▶ About this task
The output is the lines below from the one with "Output a JSON" through the one with "Give me the", both included, printed exactly and with no other line.

▶ Data to use
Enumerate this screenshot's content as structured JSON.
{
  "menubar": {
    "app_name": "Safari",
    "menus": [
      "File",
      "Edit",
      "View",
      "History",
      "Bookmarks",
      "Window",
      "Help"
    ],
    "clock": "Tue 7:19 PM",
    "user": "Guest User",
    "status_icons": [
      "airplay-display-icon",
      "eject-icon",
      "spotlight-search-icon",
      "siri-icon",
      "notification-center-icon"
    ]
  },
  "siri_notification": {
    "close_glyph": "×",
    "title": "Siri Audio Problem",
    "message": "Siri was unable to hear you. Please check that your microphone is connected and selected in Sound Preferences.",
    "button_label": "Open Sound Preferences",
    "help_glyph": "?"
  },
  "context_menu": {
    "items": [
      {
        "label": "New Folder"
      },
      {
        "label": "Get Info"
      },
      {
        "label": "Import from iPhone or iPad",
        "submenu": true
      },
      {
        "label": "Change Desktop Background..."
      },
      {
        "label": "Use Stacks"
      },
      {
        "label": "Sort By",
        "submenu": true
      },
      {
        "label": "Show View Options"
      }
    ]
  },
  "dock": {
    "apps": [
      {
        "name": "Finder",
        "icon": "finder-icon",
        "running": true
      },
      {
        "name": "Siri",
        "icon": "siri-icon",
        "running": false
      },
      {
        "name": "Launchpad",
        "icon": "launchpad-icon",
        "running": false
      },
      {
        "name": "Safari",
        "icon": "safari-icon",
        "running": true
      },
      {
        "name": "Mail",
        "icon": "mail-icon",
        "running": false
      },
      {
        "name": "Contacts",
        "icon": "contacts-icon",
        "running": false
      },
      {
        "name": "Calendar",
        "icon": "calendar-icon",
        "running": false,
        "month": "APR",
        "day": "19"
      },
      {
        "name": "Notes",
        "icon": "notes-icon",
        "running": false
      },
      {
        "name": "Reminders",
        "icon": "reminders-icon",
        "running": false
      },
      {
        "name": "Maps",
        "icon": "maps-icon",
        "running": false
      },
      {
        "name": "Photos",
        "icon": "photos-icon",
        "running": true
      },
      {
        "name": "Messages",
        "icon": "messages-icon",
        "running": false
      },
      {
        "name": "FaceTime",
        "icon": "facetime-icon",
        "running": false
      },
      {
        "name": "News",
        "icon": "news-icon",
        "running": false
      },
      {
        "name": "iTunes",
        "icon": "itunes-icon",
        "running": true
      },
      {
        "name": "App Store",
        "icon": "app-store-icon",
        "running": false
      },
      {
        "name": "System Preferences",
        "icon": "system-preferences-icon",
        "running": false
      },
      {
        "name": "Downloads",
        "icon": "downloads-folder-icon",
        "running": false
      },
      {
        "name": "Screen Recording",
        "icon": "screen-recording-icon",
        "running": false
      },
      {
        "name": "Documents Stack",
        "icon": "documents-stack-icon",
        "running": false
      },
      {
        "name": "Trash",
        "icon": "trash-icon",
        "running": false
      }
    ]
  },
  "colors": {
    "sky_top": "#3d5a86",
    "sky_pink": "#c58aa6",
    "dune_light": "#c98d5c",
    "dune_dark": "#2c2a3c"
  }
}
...
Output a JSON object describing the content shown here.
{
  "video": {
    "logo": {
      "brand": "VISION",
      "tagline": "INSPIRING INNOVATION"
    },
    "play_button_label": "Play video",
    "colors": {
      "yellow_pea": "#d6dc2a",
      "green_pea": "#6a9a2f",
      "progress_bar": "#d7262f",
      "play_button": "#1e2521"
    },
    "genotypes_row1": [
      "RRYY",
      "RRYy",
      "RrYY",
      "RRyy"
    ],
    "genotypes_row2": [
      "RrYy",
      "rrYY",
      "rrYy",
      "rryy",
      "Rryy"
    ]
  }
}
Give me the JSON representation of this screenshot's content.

▶ Answer to the exercise
Output a JSON object describing the content shown here.
{
  "video": {
    "logo": {
      "brand": "VISION",
      "tagline": "INSPIRING INNOVATION"
    },
    "play_button_label": "Play video",
    "colors": {
      "yellow_pea": "#d6dc2a",
      "green_pea": "#6a9a2f",
      "progress_bar": "#d7262f",
      "play_button": "#1e2521"
    },
    "genotypes_row1": [
      "RRYY",
      "RRYy",
      "RrYY",
      "RRyy"
    ],
    "genotypes_row2": [
      "RrYy",
      "rrYY",
      "rrYy",
      "rryy",
      "Rryy"
    ]
  }
}
Give me the JSON representation of this screenshot's content.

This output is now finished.